[Website and app data records]
○ ○ ○ ○ ○
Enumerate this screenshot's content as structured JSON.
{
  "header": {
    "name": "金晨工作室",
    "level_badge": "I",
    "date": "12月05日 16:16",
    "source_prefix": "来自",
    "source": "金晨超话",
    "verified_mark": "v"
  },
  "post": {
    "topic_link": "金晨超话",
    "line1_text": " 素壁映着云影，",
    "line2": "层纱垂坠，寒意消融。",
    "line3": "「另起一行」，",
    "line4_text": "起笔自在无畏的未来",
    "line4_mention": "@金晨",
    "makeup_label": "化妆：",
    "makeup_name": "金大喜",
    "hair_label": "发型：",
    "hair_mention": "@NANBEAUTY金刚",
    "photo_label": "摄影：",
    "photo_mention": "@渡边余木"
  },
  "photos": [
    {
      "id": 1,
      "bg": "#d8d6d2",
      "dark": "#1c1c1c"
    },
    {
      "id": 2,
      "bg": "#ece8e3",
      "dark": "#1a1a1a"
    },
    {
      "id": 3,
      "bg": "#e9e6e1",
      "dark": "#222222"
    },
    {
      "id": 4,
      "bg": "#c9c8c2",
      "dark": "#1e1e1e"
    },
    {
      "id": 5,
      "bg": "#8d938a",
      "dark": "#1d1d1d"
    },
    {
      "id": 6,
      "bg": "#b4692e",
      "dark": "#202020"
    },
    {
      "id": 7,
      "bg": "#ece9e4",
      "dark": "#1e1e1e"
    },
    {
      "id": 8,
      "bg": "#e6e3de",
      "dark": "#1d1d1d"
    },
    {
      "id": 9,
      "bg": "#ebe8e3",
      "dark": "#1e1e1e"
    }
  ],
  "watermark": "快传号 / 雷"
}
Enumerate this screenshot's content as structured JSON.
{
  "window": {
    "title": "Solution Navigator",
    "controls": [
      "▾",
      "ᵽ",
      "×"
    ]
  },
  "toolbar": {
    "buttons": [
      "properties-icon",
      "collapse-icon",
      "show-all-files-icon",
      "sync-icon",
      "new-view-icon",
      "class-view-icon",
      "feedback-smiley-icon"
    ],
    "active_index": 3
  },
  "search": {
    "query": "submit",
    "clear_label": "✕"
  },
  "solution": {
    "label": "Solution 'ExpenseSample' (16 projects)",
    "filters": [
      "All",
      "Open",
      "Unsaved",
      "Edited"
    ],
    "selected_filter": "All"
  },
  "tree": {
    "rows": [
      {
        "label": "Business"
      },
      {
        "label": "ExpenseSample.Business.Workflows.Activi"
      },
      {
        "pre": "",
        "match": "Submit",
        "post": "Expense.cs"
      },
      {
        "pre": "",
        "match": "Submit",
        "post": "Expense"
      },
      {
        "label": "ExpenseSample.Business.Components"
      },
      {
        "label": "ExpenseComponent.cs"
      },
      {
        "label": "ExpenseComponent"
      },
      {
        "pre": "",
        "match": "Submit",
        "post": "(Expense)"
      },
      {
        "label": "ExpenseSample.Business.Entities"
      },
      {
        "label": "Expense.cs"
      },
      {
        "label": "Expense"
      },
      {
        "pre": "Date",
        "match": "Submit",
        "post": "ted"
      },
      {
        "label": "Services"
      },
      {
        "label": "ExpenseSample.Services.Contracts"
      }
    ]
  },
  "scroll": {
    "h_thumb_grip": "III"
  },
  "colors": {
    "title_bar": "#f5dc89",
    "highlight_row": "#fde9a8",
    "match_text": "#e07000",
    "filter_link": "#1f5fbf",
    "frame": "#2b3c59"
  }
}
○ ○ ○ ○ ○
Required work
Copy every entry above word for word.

Solution for this task
Enumerate this screenshot's content as structured JSON.
{
  "header": {
    "name": "金晨工作室",
    "level_badge": "I",
    "date": "12月05日 16:16",
    "source_prefix": "来自",
    "source": "金晨超话",
    "verified_mark": "v"
  },
  "post": {
    "topic_link": "金晨超话",
    "line1_text": " 素壁映着云影，",
    "line2": "层纱垂坠，寒意消融。",
    "line3": "「另起一行」，",
    "line4_text": "起笔自在无畏的未来",
    "line4_mention": "@金晨",
    "makeup_label": "化妆：",
    "makeup_name": "金大喜",
    "hair_label": "发型：",
    "hair_mention": "@NANBEAUTY金刚",
    "photo_label": "摄影：",
    "photo_mention": "@渡边余木"
  },
  "photos": [
    {
      "id": 1,
      "bg": "#d8d6d2",
      "dark": "#1c1c1c"
    },
    {
      "id": 2,
      "bg": "#ece8e3",
      "dark": "#1a1a1a"
    },
    {
      "id": 3,
      "bg": "#e9e6e1",
      "dark": "#222222"
    },
    {
      "id": 4,
      "bg": "#c9c8c2",
      "dark": "#1e1e1e"
    },
    {
      "id": 5,
      "bg": "#8d938a",
      "dark": "#1d1d1d"
    },
    {
      "id": 6,
      "bg": "#b4692e",
      "dark": "#202020"
    },
    {
      "id": 7,
      "bg": "#ece9e4",
      "dark": "#1e1e1e"
    },
    {
      "id": 8,
      "bg": "#e6e3de",
      "dark": "#1d1d1d"
    },
    {
      "id": 9,
      "bg": "#ebe8e3",
      "dark": "#1e1e1e"
    }
  ],
  "watermark": "快传号 / 雷"
}
Enumerate this screenshot's content as structured JSON.
{
  "window": {
    "title": "Solution Navigator",
    "controls": [
      "▾",
      "ᵽ",
      "×"
    ]
  },
  "toolbar": {
    "buttons": [
      "properties-icon",
      "collapse-icon",
      "show-all-files-icon",
      "sync-icon",
      "new-view-icon",
      "class-view-icon",
      "feedback-smiley-icon"
    ],
    "active_index": 3
  },
  "search": {
    "query": "submit",
    "clear_label": "✕"
  },
  "solution": {
    "label": "Solution 'ExpenseSample' (16 projects)",
    "filters": [
      "All",
      "Open",
      "Unsaved",
      "Edited"
    ],
    "selected_filter": "All"
  },
  "tree": {
    "rows": [
      {
        "label": "Business"
      },
      {
        "label": "ExpenseSample.Business.Workflows.Activi"
      },
      {
        "pre": "",
        "match": "Submit",
        "post": "Expense.cs"
      },
      {
        "pre": "",
        "match": "Submit",
        "post": "Expense"
      },
      {
        "label": "ExpenseSample.Business.Components"
      },
      {
        "label": "ExpenseComponent.cs"
      },
      {
        "label": "ExpenseComponent"
      },
      {
        "pre": "",
        "match": "Submit",
        "post": "(Expense)"
      },
      {
        "label": "ExpenseSample.Business.Entities"
      },
      {
        "label": "Expense.cs"
      },
      {
        "label": "Expense"
      },
      {
        "pre": "Date",
        "match": "Submit",
        "post": "ted"
      },
      {
        "label": "Services"
      },
      {
        "label": "ExpenseSample.Services.Contracts"
      }
    ]
  },
  "scroll": {
    "h_thumb_grip": "III"
  },
  "colors": {
    "title_bar": "#f5dc89",
    "highlight_row": "#fde9a8",
    "match_text": "#e07000",
    "filter_link": "#1f5fbf",
    "frame": "#2b3c59"
  }
}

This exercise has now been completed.